Continuing the geological theme of the past few posts, here’s a couple of snaps from Harrison’s Rocks. Sandstone climbing was a totally different experience to Portland’s limestone.
Kostas about to enter the Dark Chimney, a sinister first route on real rock…
The scenery was much more what I expected of England – dark bouldery crags in a lush green forest.
The beaming afternoon sunshine lightened the mood.
I didn’t climb much due to a sore arm, but this route was too nice to resist.
This weekend is going to involve less on the rocky front and more on the families front, because I’ll be working at the Life festival! I’m not sure which is safer – being suspended from a rope on a cliff, or dealing with a queue of British dads…
One thing that really impressed me while climbing is how BIG rock faces are. Until there’s a person to give them context, it’s hard to comprehend.
This is another example of the ‘holy crap, rocks are huge’ effect. Also, check all the fossils on the lower left!
P.S. I promise that my blog isn’t JUST going to have climbing pictures on it.
Just a few.
Standing on a huge rock? Check. Framed by fluffy white clouds in a blue sky? Check. Action pose? Check. Click!
As usual, if you want to see a full-resolution version of this picture in all its un-wordpress-compressed glory, click anywhere above. It’s wallpaper sized!
I discovered on Sunday that rock formations offer a much wider, and cooler, selection of angles than I’d expected for photography…
I’ve let things slide a bit here after the Best Jobs campaign madness – unfortunately I didn’t make it into the final 3, but life has rolled on! Here’s a little hint at how I’ve been enjoying the start of the British summer…
Climbing a giant slab? Sign me up… and click on the image to view it large :-)
Some albums are timeless. Dark Side of the Moon is one of those. Others are timely. Somehow, Frank Turner’s last three albums have fit almost perfectly with my life.
I was introduced to Frank by the Revival Tour in early 2010. He played solo in front of 100 or so punters in Brisbane.

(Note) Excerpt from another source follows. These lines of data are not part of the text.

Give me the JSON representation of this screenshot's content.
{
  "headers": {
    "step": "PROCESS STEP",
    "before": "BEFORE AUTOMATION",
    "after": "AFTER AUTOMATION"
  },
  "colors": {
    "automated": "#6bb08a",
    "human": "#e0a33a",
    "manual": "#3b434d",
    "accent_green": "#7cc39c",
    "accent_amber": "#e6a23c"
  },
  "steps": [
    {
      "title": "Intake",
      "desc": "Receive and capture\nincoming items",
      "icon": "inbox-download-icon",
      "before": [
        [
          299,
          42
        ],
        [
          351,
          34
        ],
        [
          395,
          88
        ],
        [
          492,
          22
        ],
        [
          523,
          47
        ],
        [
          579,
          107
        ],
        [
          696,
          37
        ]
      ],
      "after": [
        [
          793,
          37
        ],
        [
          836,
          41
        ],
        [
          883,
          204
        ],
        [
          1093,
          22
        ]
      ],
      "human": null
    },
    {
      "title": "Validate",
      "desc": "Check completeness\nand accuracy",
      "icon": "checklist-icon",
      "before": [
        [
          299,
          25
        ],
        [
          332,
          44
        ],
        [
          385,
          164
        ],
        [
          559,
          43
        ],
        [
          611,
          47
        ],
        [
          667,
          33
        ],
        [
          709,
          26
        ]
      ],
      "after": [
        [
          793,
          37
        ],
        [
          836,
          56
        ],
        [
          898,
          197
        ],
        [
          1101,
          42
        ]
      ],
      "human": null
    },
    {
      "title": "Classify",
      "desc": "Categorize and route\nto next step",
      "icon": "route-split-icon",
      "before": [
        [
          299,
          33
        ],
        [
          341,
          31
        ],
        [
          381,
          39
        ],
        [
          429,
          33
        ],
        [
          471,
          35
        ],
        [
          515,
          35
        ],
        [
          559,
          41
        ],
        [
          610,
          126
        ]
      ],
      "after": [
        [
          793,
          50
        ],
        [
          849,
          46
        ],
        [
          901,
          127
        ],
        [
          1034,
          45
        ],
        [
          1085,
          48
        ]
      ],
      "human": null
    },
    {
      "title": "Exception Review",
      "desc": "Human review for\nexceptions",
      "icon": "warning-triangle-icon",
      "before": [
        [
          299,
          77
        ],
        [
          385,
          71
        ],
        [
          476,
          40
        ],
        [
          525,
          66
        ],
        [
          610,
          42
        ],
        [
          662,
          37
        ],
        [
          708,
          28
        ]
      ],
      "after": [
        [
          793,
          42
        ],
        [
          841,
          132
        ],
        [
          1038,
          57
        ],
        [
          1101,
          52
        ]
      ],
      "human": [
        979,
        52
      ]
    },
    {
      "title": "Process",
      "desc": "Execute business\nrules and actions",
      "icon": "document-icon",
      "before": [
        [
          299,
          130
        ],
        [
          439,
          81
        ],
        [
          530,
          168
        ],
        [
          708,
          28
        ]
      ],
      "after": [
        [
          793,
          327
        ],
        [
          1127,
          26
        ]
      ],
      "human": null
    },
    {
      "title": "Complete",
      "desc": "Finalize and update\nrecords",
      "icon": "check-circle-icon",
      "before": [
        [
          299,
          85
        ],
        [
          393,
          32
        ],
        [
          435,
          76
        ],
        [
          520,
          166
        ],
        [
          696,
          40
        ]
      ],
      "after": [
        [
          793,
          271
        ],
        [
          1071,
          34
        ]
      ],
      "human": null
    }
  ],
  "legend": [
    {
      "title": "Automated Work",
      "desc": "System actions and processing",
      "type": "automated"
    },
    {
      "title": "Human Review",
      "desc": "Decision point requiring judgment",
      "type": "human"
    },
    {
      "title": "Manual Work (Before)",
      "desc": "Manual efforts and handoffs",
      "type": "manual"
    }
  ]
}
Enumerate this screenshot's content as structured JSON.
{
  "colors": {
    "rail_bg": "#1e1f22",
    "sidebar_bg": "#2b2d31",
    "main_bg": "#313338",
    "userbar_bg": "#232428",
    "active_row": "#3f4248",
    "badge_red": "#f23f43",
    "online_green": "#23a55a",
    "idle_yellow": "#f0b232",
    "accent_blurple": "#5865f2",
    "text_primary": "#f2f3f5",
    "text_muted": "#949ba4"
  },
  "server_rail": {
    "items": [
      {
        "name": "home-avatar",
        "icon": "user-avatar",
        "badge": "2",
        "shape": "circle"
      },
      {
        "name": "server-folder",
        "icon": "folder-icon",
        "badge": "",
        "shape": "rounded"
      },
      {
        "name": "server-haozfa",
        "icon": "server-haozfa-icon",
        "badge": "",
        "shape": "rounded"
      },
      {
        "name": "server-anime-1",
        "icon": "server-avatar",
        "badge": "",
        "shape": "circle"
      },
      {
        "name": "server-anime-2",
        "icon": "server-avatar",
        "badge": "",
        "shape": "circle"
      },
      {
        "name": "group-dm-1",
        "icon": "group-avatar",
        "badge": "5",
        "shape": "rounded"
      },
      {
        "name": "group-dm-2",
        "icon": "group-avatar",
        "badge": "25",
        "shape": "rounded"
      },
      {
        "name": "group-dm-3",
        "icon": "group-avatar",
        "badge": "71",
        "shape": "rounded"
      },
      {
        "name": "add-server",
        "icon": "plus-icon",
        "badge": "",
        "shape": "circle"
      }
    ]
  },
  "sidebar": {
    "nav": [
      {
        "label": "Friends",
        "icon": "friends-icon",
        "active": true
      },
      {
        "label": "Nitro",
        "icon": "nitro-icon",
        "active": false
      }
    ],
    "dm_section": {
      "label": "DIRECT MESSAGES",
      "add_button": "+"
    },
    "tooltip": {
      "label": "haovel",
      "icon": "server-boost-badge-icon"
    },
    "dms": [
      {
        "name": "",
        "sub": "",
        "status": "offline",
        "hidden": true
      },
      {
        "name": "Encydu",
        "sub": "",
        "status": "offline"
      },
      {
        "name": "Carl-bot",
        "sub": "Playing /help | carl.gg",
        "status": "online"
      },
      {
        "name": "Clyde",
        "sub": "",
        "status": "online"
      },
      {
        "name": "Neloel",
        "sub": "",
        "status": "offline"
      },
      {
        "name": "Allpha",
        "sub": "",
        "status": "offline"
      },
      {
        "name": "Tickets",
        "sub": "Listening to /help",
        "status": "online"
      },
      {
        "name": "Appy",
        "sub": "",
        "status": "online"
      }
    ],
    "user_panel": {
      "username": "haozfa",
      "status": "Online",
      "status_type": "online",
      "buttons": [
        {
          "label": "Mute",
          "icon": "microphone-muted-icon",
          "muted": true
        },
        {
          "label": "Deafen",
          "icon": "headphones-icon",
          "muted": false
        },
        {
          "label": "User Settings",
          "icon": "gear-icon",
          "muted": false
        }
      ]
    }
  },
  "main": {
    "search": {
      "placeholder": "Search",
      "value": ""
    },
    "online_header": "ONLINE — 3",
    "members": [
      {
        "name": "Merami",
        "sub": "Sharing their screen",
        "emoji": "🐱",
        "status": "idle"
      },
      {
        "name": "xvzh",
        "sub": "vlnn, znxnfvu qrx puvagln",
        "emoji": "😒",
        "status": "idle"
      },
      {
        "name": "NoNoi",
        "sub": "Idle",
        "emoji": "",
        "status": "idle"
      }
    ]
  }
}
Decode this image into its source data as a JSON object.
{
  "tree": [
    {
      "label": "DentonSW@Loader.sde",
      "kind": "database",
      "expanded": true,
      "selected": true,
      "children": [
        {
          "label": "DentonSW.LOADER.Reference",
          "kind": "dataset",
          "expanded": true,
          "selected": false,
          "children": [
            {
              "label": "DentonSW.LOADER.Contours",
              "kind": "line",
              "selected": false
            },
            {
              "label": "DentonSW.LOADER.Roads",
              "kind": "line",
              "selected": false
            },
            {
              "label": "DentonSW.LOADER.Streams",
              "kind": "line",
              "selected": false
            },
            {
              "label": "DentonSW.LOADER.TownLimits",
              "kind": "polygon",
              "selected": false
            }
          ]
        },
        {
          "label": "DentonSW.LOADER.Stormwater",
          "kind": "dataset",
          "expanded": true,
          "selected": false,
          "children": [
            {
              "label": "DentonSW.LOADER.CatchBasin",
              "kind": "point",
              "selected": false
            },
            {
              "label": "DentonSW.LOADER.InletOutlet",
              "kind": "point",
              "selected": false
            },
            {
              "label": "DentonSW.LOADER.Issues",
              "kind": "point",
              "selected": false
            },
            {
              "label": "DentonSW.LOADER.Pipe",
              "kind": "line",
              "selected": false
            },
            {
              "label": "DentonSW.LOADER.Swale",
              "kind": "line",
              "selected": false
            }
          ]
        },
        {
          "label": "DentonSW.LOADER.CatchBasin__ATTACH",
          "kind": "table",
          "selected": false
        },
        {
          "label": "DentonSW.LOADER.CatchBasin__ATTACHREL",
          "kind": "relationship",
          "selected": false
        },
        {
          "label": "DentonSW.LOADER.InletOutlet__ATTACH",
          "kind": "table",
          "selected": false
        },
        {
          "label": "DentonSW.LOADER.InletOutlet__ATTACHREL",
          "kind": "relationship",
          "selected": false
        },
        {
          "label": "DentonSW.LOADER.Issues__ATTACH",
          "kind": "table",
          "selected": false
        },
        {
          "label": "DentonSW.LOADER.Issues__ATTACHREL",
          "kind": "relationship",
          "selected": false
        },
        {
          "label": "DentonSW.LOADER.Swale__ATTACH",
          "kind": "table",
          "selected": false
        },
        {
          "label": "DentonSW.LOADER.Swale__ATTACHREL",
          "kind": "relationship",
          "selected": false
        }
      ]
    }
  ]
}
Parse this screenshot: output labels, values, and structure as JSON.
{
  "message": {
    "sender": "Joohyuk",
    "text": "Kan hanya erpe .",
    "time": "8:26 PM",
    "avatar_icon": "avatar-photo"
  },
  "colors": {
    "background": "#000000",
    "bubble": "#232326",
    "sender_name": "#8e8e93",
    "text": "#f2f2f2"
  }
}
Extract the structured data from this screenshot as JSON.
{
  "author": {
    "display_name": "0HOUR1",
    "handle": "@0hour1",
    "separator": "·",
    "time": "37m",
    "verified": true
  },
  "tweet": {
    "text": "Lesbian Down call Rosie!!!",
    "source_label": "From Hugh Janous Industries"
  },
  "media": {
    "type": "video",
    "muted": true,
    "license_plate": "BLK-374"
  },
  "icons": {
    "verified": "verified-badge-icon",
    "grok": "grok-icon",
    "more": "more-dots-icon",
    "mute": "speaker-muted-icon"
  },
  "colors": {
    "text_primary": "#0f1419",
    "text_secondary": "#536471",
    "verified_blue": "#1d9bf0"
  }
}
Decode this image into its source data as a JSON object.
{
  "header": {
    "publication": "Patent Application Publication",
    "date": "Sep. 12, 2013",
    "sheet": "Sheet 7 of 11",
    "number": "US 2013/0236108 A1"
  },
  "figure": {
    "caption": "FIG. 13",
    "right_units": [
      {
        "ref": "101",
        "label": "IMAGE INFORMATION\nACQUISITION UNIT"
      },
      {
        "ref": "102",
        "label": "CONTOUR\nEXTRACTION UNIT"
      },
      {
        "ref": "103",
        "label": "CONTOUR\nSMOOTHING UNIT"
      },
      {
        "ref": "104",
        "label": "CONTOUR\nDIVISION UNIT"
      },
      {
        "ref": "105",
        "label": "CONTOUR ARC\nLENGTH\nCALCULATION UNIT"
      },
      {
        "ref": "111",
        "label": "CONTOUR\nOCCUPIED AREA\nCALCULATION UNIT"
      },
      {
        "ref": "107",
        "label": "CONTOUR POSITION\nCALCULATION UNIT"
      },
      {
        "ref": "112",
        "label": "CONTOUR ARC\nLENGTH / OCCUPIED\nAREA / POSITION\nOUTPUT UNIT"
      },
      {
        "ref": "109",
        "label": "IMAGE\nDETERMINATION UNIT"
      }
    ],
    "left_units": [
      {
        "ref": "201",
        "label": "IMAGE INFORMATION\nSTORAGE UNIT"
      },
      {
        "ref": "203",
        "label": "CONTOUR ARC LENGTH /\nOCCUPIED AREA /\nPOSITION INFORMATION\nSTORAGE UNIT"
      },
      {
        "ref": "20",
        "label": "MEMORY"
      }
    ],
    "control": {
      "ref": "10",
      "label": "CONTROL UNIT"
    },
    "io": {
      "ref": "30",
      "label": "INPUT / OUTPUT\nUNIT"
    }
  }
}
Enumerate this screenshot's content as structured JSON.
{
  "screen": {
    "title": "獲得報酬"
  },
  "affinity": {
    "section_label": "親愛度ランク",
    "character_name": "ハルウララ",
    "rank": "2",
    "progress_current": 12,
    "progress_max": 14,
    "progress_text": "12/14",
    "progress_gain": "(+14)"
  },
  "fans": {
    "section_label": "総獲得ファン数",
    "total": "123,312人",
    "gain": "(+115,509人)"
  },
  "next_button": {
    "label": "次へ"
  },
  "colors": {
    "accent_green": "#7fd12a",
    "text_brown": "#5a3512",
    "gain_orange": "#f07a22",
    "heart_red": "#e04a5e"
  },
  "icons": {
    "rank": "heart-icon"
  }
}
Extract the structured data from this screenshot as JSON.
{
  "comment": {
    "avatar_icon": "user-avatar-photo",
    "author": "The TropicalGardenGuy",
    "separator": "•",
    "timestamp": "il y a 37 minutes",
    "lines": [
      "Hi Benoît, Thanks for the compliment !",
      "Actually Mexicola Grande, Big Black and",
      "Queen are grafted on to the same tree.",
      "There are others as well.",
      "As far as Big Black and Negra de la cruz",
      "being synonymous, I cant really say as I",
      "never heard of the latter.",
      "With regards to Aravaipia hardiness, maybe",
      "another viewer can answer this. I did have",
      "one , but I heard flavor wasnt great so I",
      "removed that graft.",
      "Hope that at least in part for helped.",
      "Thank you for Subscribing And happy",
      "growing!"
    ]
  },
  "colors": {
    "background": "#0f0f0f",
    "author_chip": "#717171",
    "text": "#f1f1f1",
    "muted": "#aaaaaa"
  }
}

At the end of the year, I saw him headline to a 3000-strong crowd in England. I’m genuinely not sure which I enjoyed more.
The album I bought back in February 2010 was Poetry of the Deed. While it lacked the bite of his previous work (Love, Ire and Song – still his best), it was upbeat and easy to dig into. The Road was an uncannily accurate anthem for the epic Australian road trip I embarked on, and I was hooked.